Lighting The Glorious Flame of Your Business

I know I keep harking back to that Summer.

The Summer of 2012.
The London Olympics.

But those emotional days had such an impact on our family.

Our youngest daughter, Briony, dancing in the Opening Ceremony.
Our eldest daugther, Lauren, working in the Athletes Village.
My wife, Wendy, exuberant, even though her weakened heart forced her into a wheelchair from time to time.

Today, I think back to the spectacle of the Olympic flame…
Carried by a local(ish) sportsman within 100 yards (metres?) of our home.

the whole town stopped its routine - its daily doings - to line the streets.
And we didn’t mind how long we waited.
Nor how quickly the anticipated moment passed.
As long as we saw it.

The Runner and The Flame.

It was then that it struck me what I was really witnessing.
We were cheering The Runner.
But, the truth was, we were rejoicing over the spectacle of The Eternal Flame.

The Flame that would burn gloriously throughout the Games… watched by the whole world.

And I realised then the connection between The Flame… and what I had been teaching in our MasterClasses.

I had been showing our clients the journey they needed to take, to move from:

  • An Apprentice, to…

  • A Craftsman, to…

  • A Master at their craft

The concepts were developed in Medieval Europe by the trade guilds:

  • Obviously the Apprentice was the boy who was learning his craft.

  • The Craftsman (known by the french term ‘Journeyman’ or ‘Journeeman’) was capable of earning his daily (journee) bread.

  • But the Master had the most demanding weight on their shoulders:

Yes, they owned the business, and were The Man
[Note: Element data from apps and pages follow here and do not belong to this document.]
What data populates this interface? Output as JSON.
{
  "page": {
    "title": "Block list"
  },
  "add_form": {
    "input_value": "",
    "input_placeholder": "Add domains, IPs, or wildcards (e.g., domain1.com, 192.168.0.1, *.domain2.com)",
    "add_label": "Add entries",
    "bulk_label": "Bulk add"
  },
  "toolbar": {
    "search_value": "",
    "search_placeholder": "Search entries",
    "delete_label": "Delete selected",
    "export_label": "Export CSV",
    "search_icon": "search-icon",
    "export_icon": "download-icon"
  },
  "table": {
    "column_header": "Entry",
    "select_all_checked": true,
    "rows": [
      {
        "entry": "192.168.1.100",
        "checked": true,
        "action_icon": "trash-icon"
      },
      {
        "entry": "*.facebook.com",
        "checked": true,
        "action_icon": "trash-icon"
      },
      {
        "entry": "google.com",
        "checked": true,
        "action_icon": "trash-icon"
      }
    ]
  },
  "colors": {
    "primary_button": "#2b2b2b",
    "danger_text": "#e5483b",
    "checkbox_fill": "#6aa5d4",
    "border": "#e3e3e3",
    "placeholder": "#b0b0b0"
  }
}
Yes, they had to prove to the Guild that they could create work which was Masterful (‘masterpeice’)

But they also had to prove that they could develop the next generation of Craftsmen and Masters
A generation capable of taking the Craft and the Guild into the future.

In other words… they were judged on their ability to pass the Flame of their Craft on.
They had to show that they could teach brilliantly.

That was the price of Guild membership.

And what my experience of watching the Olympic Flame had taught me, yet again, was this…

It’s The Flame - not The Runner - that truly matters.

And so it is in our business.

  • We might think that we’re ‘The Man’ (or ‘Woman’)

  • We might point to our accolades, our awards, our revenue successes… our possessions

  • But we’re only Masterful, when we are so superb at our Craft that… we can pass it on.
    Teach it to the next generation.

We never become Masters in our profession - in anything…
Until we stop making it… all about US.

Because it’s The Flame - not The Runner - that truly matters in the long run.

David Scarlett